Earlier entries in the Vegan Horror series have tended to focus on films with an animal rights subtext (even if their directors occasionally felt compelled to shout out, “It’s about meat”). The whole notion is founded on the idea of mining the signifiers to point out the underlying logic and related concerns.
Texas Chainsaw Massacre
When I began writing about horror cinema as a form of oblique artistic grappling with our real-life treatment of nonhuman animals, it was with enthusiasm and several convictions.
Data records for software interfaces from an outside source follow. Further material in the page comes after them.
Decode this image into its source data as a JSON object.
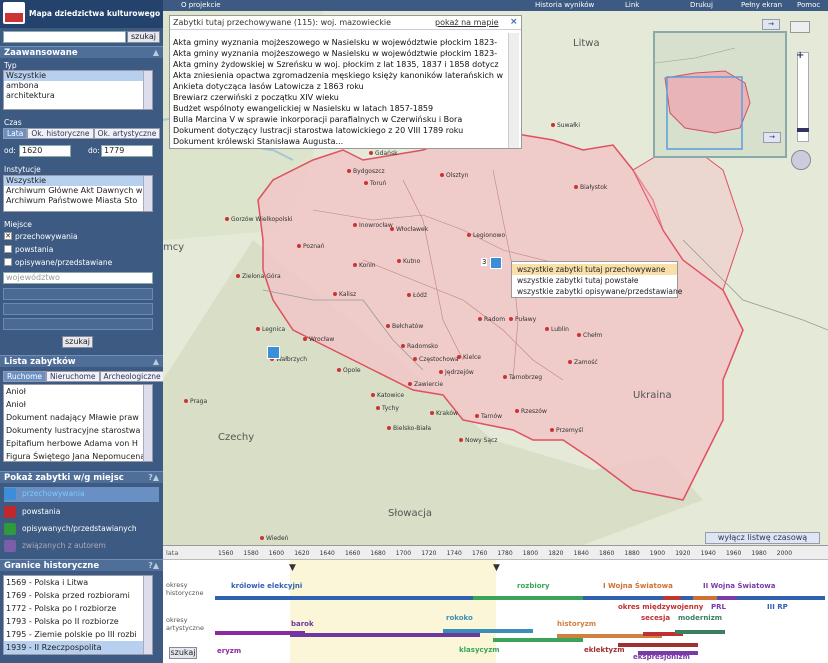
{
  "app": {
    "title": "Mapa dziedzictwa kulturowego Polski"
  },
  "search": {
    "button": "szukaj"
  },
  "advanced": {
    "header": "Zaawansowane",
    "type_label": "Typ",
    "types": [
      "Wszystkie",
      "ambona",
      "architektura"
    ],
    "time_label": "Czas",
    "time_tabs": [
      "Lata",
      "Ok. historyczne",
      "Ok. artystyczne"
    ],
    "from_label": "od:",
    "from_value": "1620",
    "to_label": "do:",
    "to_value": "1779",
    "inst_label": "Instytucje",
    "institutions": [
      "Wszystkie",
      "Archiwum Główne Akt Dawnych w",
      "Archiwum Państwowe Miasta Sto"
    ],
    "place_label": "Miejsce",
    "places": [
      {
        "label": "przechowywania",
        "checked": true
      },
      {
        "label": "powstania",
        "checked": false
      },
      {
        "label": "opisywane/przedstawiane",
        "checked": false
      }
    ],
    "voivodeship_placeholder": "województwo",
    "search_button": "szukaj"
  },
  "list": {
    "header": "Lista zabytków",
    "tabs": [
      "Ruchome",
      "Nieruchome",
      "Archeologiczne"
    ],
    "items": [
      "Anioł",
      "Anioł",
      "Dokument nadający Mławie praw",
      "Dokumenty lustracyjne starostwa",
      "Epitafium herbowe Adama von H",
      "Figura Świętego Jana Nepomucena"
    ]
  },
  "legend": {
    "header": "Pokaż zabytki w/g miejsc",
    "items": [
      {
        "label": "przechowywania",
        "color": "#3a8fd8",
        "active": true
      },
      {
        "label": "powstania",
        "color": "#c0282d",
        "active": false
      },
      {
        "label": "opisywanych/przedstawianych",
        "color": "#2e9a3c",
        "active": false
      },
      {
        "label": "związanych z autorem",
        "color": "#7a5fa8",
        "active": false
      }
    ]
  },
  "borders": {
    "header": "Granice historyczne",
    "items": [
      "1569 - Polska i Litwa",
      "1769 - Polska przed rozbiorami",
      "1772 - Polska po I rozbiorze",
      "1793 - Polska po II rozbiorze",
      "1795 - Ziemie polskie po III rozbi",
      "1939 - II Rzeczpospolita"
    ],
    "selected": 5
  },
  "toolbar": {
    "about": "O projekcie",
    "history": "Historia wyników",
    "link": "Link",
    "print": "Drukuj",
    "fullscreen": "Pełny ekran",
    "help": "Pomoc"
  },
  "popup": {
    "title": "Zabytki tutaj przechowywane (115): woj. mazowieckie",
    "show_on_map": "pokaż na mapie",
    "rows": [
      "Akta gminy wyznania mojżeszowego w Nasielsku w województwie płockim 1823-",
      "Akta gminy wyznania mojżeszowego w Nasielsku w województwie płockim 1823-",
      "Akta gminy żydowskiej w Szreńsku w woj. płockim z lat 1835, 1837 i 1858 dotycz",
      "Akta zniesienia opactwa zgromadzenia męskiego księży kanoników laterańskich w",
      "Ankieta dotycząca lasów Latowicza z 1863 roku",
      "Brewiarz czerwiński z początku XIV wieku",
      "Budżet wspólnoty ewangelickiej w Nasielsku w latach 1857-1859",
      "Bulla Marcina V w sprawie inkorporacji parafialnych w Czerwińsku i Bora",
      "Dokument dotyczący lustracji starostwa latowickiego z 20 VIII 1789 roku",
      "Dokument królewski Stanisława Augusta..."
    ]
  },
  "context_menu": {
    "items": [
      "wszystkie zabytki tutaj przechowywane",
      "wszystkie zabytki tutaj powstałe",
      "wszystkie zabytki opisywane/przedstawiane"
    ]
  },
  "map": {
    "countries": [
      {
        "name": "Litwa"
      },
      {
        "name": "Ukraina"
      },
      {
        "name": "Czechy"
      },
      {
        "name": "Słowacja"
      },
      {
        "name": "mcy"
      }
    ],
    "cities": [
      "Suwałki",
      "Gdańsk",
      "Białystok",
      "Bydgoszcz",
      "Toruń",
      "Olsztyn",
      "Gorzów Wielkopolski",
      "Inowrocław",
      "Włocławek",
      "Legionowo",
      "Poznań",
      "Konin",
      "Kutno",
      "Zielona Góra",
      "Kalisz",
      "Łódź",
      "Lublin",
      "Radom",
      "Puławy",
      "Bełchatów",
      "Chełm",
      "Legnica",
      "Wrocław",
      "Radomsko",
      "Częstochowa",
      "Kielce",
      "Zamość",
      "Opole",
      "Jędrzejów",
      "Tarnobrzeg",
      "Zawiercie",
      "Katowice",
      "Tychy",
      "Kraków",
      "Tarnów",
      "Rzeszów",
      "Bielsko-Biała",
      "Nowy Sącz",
      "Przemyśl",
      "Wałbrzych",
      "Praga",
      "Wiedeń"
    ],
    "marker_count": "3"
  },
  "timeline": {
    "toggle_button": "wyłącz listwę czasową",
    "row_labels": [
      "lata",
      "okresy historyczne",
      "okresy artystyczne"
    ],
    "years": [
      "1560",
      "1580",
      "1600",
      "1620",
      "1640",
      "1660",
      "1680",
      "1700",
      "1720",
      "1740",
      "1760",
      "1780",
      "1800",
      "1820",
      "1840",
      "1860",
      "1880",
      "1900",
      "1920",
      "1940",
      "1960",
      "1980",
      "2000"
    ],
    "range": [
      1620,
      1779
    ],
    "historical": [
      "królowie elekcyjni",
      "rozbiory",
      "I Wojna Światowa",
      "II Wojna Światowa",
      "okres międzywojenny",
      "PRL",
      "III RP"
    ],
    "artistic": [
      "barok",
      "rokoko",
      "historyzm",
      "secesja",
      "modernizm",
      "klasycyzm",
      "eklektyzm",
      "ekspresjonizm",
      "eryzm"
    ],
    "search_button": "szukaj"
  }
}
First, that this approach would merge two of my primary interests, philosophical issues of animal rights and their aesthetic representation and also scary movies.
If we’re going to talk about vegan subtexts in horror cinema, we eventually are going to have to talk about The Texas Chainsaw Massacre, the macabre granddaddy of the trope.
Held up as “the ultimate pro-vegetarian film”, trumpeted by the perpetual attention-seekers and noted film critics at PeTA (in a list that also includes Lloyd Kaufman’s Poultrygeist: Night of the Chicken Dead, which is not quite as bad as ThanksKilling but still among the worst movies I’ve ever seen), and a mainstay of thinkpieces featuring “films with hidden activist agendas,” the subtext of Tobe Hooper’s horror classic is already well-established.
Many horror and sci-fi films play with themes drawn from our treatment of nonhuman animals and the natural world. From the Night of the Living Dead to the Texas Chainsaw Massacre movies, and on through pure exploitation and extreme cinema, the subtexts are often hard to miss — a focus on vulnerability, powerlessness, instrumental use.
A recent episode of the excellent We Love To Watch podcast focused on Motel Hell, a quite poor film with fascinating subtexts. It got me thinking about the prevalence of animal rights themes in film, and in horror specifically. Horror’s fixation on the notion of the human and the nonhuman provides a kind of secret key to understanding an unease at the root of modern existence.
Part of an ongoing effort to watch each of the films in Roger Ebert’s Great Movies series. The introduction and full list can be found here.
“The past is never dead. It’s not even past.” – William Faulkner
It’s hard to figure out how to approach The Birth of a Nation, released 100 years ago this month.